- **TASK**:
Each line with the word "Haneda" must appear in the answer, copied from the records.

[Dataset excerpts]
►

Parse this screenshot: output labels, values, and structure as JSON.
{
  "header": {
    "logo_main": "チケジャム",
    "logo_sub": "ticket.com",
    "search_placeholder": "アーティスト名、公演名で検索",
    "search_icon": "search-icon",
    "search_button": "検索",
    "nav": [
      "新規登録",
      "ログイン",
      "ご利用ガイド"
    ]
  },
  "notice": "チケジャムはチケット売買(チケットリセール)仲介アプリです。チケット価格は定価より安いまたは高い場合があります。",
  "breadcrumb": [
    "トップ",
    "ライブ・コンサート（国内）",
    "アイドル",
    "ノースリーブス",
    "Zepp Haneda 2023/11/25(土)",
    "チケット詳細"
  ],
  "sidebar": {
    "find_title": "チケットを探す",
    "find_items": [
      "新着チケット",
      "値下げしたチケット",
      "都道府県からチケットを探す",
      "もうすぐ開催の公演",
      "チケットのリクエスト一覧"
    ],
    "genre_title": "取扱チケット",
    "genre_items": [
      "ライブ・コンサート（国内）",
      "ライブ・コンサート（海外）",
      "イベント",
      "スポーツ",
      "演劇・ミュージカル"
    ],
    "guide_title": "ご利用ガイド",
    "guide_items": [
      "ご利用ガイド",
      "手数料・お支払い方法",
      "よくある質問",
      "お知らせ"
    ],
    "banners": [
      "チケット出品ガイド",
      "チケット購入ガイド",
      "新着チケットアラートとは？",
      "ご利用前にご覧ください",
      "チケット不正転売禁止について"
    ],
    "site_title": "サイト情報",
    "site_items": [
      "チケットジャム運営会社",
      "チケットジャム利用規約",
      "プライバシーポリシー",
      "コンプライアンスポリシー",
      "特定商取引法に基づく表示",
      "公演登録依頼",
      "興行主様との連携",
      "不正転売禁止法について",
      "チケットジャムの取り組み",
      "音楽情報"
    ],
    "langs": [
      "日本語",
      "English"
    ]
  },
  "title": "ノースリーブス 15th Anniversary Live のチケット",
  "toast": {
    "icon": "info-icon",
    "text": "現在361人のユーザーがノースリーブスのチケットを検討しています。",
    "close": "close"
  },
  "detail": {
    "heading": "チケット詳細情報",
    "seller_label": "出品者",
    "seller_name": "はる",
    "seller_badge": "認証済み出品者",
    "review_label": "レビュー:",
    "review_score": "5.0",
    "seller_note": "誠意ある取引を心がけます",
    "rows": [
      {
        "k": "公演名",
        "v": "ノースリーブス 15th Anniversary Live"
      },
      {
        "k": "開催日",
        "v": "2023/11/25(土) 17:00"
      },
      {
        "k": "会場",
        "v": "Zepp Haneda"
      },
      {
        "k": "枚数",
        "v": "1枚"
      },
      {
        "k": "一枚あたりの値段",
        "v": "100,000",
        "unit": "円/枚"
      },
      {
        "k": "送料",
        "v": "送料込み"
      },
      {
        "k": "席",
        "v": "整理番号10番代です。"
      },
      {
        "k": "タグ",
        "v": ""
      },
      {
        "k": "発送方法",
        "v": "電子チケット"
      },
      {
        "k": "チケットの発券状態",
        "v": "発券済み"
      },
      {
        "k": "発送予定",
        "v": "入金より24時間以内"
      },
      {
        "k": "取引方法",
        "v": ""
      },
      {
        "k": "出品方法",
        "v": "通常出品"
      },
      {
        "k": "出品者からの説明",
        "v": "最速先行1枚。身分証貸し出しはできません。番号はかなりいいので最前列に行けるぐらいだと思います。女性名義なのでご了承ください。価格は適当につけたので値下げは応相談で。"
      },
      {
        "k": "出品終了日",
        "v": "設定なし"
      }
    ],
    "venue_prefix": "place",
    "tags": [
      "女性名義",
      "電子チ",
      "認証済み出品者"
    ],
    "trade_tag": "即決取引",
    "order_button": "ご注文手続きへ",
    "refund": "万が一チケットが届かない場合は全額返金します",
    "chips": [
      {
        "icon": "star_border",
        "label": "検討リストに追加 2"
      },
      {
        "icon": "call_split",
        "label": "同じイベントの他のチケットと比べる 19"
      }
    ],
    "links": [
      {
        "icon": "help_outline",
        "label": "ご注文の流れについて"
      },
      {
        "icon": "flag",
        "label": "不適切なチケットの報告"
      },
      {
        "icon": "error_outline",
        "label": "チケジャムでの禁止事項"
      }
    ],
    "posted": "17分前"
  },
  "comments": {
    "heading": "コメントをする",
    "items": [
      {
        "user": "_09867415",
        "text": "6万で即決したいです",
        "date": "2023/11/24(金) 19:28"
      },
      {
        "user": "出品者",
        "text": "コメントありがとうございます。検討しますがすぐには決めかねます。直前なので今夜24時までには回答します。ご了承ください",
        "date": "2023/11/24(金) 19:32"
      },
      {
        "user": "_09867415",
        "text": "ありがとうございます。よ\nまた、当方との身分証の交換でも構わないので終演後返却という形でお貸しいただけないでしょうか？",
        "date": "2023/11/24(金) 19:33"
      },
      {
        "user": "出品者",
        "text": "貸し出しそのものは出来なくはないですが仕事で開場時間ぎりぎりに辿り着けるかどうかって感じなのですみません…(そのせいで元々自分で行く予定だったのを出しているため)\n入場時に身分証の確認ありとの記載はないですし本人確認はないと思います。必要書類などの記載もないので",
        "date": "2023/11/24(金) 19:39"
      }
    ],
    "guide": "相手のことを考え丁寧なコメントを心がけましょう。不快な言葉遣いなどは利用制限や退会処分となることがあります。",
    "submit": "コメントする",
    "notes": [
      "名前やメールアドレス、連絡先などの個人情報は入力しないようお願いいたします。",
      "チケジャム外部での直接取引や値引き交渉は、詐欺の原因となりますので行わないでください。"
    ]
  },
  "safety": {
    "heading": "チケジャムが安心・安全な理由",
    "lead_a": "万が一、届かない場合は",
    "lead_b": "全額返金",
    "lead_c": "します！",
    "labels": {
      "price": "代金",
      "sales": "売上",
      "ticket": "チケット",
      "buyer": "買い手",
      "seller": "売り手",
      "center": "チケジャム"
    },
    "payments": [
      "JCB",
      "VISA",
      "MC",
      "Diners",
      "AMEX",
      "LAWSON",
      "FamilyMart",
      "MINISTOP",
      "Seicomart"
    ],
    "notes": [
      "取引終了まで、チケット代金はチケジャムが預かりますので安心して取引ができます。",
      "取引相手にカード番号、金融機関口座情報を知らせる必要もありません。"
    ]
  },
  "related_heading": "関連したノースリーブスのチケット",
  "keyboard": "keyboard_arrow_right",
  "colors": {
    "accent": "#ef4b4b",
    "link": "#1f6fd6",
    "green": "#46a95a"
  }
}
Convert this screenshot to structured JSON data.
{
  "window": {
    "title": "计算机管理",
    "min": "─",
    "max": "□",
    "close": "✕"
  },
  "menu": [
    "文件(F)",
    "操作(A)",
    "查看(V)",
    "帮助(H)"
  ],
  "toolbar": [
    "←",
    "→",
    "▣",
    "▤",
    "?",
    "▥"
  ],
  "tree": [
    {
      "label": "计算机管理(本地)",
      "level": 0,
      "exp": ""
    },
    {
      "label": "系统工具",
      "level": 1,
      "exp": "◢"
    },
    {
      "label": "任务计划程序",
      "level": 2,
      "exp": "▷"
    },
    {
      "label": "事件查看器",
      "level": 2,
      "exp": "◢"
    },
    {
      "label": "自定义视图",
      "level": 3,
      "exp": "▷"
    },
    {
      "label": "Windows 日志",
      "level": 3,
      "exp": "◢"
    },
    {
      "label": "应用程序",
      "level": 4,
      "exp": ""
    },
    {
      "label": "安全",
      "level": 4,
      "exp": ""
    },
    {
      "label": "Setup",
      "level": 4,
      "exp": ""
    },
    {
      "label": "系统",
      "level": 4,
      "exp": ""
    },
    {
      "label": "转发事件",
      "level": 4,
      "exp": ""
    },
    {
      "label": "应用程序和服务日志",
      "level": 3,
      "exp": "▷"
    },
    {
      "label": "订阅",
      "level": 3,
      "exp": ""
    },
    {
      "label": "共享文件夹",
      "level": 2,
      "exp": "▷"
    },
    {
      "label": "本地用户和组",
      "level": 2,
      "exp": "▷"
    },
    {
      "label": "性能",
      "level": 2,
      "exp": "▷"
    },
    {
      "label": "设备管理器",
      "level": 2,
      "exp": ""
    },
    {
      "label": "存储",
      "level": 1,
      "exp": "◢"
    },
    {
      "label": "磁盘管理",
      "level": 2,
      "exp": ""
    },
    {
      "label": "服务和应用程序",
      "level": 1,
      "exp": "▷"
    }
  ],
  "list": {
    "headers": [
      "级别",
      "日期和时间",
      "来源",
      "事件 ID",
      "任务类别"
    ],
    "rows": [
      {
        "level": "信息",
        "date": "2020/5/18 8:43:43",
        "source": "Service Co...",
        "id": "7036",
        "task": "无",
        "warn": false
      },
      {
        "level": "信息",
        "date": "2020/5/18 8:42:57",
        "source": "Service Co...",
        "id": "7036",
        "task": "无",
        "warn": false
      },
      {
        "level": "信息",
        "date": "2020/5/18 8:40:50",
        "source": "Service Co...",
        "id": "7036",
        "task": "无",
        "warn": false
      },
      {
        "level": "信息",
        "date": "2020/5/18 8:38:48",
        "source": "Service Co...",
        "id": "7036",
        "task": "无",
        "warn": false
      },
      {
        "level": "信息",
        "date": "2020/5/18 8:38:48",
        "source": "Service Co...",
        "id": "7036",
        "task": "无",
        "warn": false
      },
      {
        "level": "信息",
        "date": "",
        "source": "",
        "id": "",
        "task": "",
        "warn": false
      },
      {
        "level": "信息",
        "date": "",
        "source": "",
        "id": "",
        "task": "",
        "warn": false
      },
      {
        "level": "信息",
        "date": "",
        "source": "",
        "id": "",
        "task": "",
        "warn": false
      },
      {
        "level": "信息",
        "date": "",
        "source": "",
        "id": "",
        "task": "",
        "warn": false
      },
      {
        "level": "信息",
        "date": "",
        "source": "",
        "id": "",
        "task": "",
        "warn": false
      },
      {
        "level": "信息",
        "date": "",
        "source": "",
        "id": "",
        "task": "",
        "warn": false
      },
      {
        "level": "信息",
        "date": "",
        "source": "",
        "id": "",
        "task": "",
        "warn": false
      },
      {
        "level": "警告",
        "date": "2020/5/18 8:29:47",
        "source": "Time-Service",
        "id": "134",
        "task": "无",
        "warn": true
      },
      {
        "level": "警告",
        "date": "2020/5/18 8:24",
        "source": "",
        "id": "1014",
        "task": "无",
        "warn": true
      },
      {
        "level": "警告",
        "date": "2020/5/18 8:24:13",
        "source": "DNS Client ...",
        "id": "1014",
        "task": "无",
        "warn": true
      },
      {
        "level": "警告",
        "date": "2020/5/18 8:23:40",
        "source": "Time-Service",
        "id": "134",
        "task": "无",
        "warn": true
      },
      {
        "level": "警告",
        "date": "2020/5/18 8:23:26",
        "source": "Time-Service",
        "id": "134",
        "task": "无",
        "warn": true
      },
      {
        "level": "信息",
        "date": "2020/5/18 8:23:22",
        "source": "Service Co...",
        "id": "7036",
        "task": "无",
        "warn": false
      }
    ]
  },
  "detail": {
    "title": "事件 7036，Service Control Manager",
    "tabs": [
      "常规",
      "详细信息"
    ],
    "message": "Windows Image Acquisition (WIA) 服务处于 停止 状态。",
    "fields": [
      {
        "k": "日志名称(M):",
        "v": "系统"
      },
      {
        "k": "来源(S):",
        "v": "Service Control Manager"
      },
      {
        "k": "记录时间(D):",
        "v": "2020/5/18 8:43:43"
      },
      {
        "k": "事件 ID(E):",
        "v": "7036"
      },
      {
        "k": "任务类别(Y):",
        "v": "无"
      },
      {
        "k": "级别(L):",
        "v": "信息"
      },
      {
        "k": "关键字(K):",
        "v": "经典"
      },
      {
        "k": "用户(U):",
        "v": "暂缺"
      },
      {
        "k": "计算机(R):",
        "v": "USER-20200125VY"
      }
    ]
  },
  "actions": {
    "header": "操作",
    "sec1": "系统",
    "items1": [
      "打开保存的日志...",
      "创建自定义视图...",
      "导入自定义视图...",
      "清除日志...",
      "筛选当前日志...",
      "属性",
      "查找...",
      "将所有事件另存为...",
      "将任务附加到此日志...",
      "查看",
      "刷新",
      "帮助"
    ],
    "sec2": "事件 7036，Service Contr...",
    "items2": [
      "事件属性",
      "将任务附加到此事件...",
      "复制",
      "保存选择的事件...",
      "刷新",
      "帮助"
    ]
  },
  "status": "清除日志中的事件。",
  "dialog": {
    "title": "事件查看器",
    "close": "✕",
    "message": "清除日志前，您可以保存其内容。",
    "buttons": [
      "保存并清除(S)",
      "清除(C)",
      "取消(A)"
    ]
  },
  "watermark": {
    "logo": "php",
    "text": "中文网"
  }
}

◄

- **SOLVED PROBLEM**:
    "Zepp Haneda 2023/11/25(土)",
        "v": "Zepp Haneda"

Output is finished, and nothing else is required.